There is something to be said for slackers.
Lisa Chamberlain explores how Generation X (roughly those between the ages of 28 and 42) have faced the onslaught of technological advances and globalization with an entrepreneurial and innovative spirit in her new book, “Slackonomics: Generation X in the Age of Creative Destruction” (DeCapo Press, 2008).
This story first appeared in the August 28, 2008 issue of WWD. Subscribe Today.
Aimed at readers who understand family values from catching “The Simpsons” or “Married With Children,” “Slackonomics” uses pop culture references, such as pro skateboarder Tony Hawk’s unconventional, albeit lucrative, career path to illustrate how this demographic has found its way in the wake of Baby Boomers. “I purposely did not do a how-to book.
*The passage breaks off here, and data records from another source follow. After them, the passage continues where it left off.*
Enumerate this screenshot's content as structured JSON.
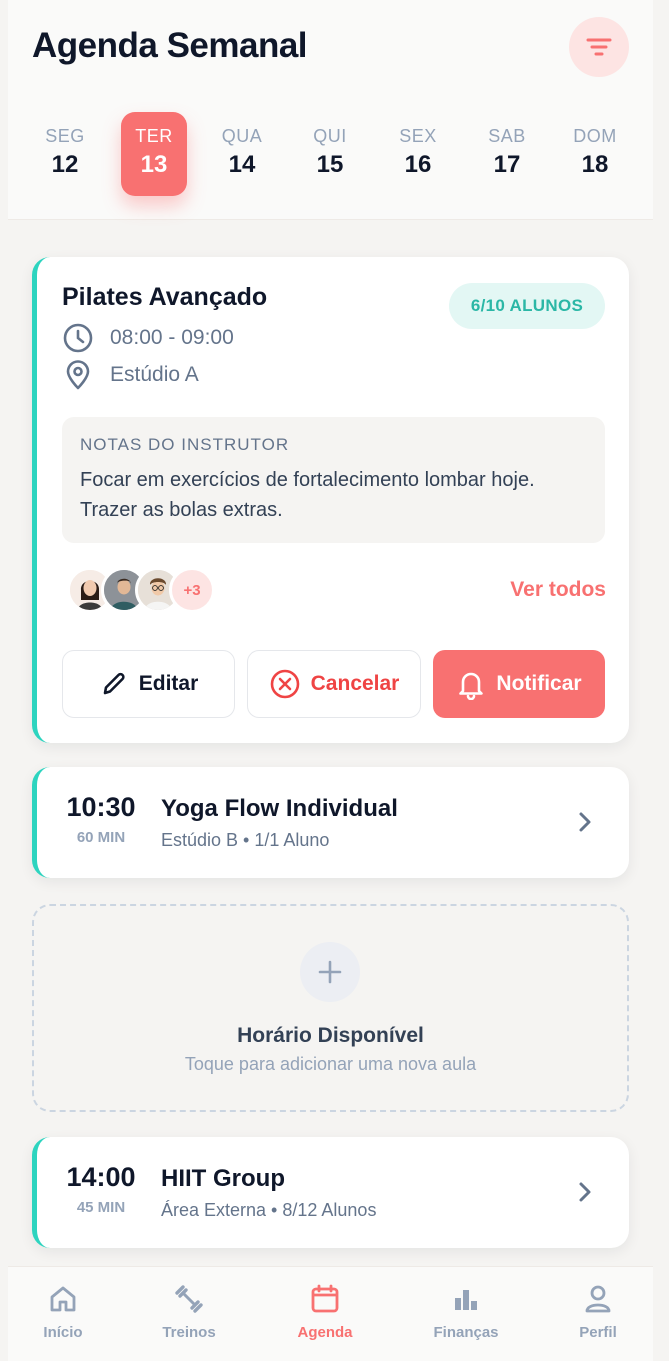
{
  "header": {
    "title": "Agenda Semanal",
    "filter_icon": "filter-icon"
  },
  "week": {
    "selected_index": 1,
    "days": [
      {
        "name": "SEG",
        "num": "12"
      },
      {
        "name": "TER",
        "num": "13"
      },
      {
        "name": "QUA",
        "num": "14"
      },
      {
        "name": "QUI",
        "num": "15"
      },
      {
        "name": "SEX",
        "num": "16"
      },
      {
        "name": "SAB",
        "num": "17"
      },
      {
        "name": "DOM",
        "num": "18"
      }
    ]
  },
  "featured_class": {
    "title": "Pilates Avançado",
    "badge": "6/10 ALUNOS",
    "time": "08:00 - 09:00",
    "location": "Estúdio A",
    "notes_label": "NOTAS DO INSTRUTOR",
    "notes_text": "Focar em exercícios de fortalecimento lombar hoje. Trazer as bolas extras.",
    "extra_students": "+3",
    "see_all": "Ver todos",
    "actions": {
      "edit": "Editar",
      "cancel": "Cancelar",
      "notify": "Notificar"
    }
  },
  "classes": [
    {
      "time": "10:30",
      "duration": "60 MIN",
      "title": "Yoga Flow Individual",
      "subtitle": "Estúdio B • 1/1 Aluno"
    },
    {
      "time": "14:00",
      "duration": "45 MIN",
      "title": "HIIT Group",
      "subtitle": "Área Externa • 8/12 Alunos"
    }
  ],
  "empty_slot": {
    "title": "Horário Disponível",
    "subtitle": "Toque para adicionar uma nova aula"
  },
  "nav": {
    "active_index": 2,
    "items": [
      {
        "label": "Início",
        "icon": "home-icon"
      },
      {
        "label": "Treinos",
        "icon": "dumbbell-icon"
      },
      {
        "label": "Agenda",
        "icon": "calendar-icon"
      },
      {
        "label": "Finanças",
        "icon": "bar-chart-icon"
      },
      {
        "label": "Perfil",
        "icon": "user-icon"
      }
    ]
  },
  "colors": {
    "accent": "#f87171",
    "teal": "#2dd4bf",
    "text": "#0f172a",
    "muted": "#64748b"
  }
}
I don’t have some grand zeitgeist thesis about how the vast majority of everyday life has changed as a result of these circumstances,” said Chamberlain.
“I like to say this is a generation that bridged the analog and the digital world and has made the most of it,” she continued. “They are very adaptive and creative with all these changing circumstances. They are not necessarily locked into any one way of thinking or any ideological camp. My hope is they will lead the way with the big issues that need to be dealt with like the economy and the environment. That’s the hopeful message; whether or not it will happen, I don’t know.”
Unlike previous generations, Gen X is not about to set aside their creative pursuits once they have a full-time job, a family or both. The post-work, have-a-seat-and-have-a-martini is not the end game for a group that thrives on creativity and individualistic thought, Chamberlain said. And not since the Industrial Revolution has a generation been so whipsawed by the economy, from McJobs to outsourcing, income inequality to back-to-back bubbles, she said.
The subtitle’s “creative destruction” references a concept developed by the Austrian economist Joseph Schumpeter that describes how capitalism renews itself through seemingly sudden economic convulsions. Aside from there being many Xers whose careers are a patchwork of pursuits — which are often more gratifying than profitable — there has been an uptick of people who are now using their career skills for good causes, and in some cases have decided to center their day jobs on those pursuits, Chamberlain said.
As the title suggests, there is a lot of slack in the economy that has given rise to Xers’ creativity and entrepreneurial pursuits. Of course, that slack can also lead to smacking the ground, something the book’s jacket — an illustration of a free-falling bungee jumper — she said.